Excerpts from an interface dataset
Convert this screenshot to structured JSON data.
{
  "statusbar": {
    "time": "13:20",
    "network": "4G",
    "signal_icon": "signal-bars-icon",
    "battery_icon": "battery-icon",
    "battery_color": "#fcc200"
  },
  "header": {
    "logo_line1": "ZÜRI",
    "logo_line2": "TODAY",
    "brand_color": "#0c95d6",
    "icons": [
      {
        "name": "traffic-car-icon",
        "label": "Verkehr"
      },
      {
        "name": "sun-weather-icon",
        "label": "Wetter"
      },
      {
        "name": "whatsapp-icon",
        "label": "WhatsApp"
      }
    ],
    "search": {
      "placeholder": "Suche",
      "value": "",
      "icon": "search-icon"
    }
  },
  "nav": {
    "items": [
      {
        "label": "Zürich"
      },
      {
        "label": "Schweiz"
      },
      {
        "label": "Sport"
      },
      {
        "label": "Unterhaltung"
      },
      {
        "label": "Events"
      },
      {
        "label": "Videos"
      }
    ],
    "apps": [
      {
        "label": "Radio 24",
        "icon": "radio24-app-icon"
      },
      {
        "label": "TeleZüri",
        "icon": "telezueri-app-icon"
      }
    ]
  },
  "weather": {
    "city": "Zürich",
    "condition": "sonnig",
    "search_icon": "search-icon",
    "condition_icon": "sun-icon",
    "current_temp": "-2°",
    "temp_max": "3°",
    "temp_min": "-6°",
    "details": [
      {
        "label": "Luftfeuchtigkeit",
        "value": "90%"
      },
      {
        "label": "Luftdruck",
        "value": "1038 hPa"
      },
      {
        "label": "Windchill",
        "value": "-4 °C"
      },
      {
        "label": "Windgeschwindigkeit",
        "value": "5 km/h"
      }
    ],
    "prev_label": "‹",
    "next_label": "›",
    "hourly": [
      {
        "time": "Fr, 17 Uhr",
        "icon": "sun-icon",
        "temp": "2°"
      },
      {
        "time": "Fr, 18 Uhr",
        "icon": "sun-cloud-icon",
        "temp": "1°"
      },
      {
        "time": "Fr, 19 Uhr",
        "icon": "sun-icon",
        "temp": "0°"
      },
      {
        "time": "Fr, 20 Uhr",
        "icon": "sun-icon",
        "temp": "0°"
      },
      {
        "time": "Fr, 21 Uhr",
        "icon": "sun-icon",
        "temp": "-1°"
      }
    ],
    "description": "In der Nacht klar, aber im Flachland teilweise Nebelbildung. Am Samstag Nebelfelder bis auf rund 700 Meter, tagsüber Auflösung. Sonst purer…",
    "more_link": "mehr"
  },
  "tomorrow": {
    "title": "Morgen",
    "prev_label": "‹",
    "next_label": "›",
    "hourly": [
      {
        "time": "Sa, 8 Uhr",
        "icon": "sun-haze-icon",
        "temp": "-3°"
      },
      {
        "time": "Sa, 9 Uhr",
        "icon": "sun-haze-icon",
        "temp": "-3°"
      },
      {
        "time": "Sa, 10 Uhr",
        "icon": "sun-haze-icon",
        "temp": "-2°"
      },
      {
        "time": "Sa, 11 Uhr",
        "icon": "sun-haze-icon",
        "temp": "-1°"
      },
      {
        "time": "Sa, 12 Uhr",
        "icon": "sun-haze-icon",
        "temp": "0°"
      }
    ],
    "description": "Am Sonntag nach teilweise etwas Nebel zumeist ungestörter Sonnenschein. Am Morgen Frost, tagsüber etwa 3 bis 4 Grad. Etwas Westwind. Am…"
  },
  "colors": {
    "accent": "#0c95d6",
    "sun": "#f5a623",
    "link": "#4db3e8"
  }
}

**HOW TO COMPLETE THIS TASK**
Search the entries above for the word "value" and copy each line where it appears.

**RESPONSE AREA**
      "value": "",
        "value": "90%"
        "value": "1038 hPa"
        "value": "-4 °C"
        "value": "5 km/h"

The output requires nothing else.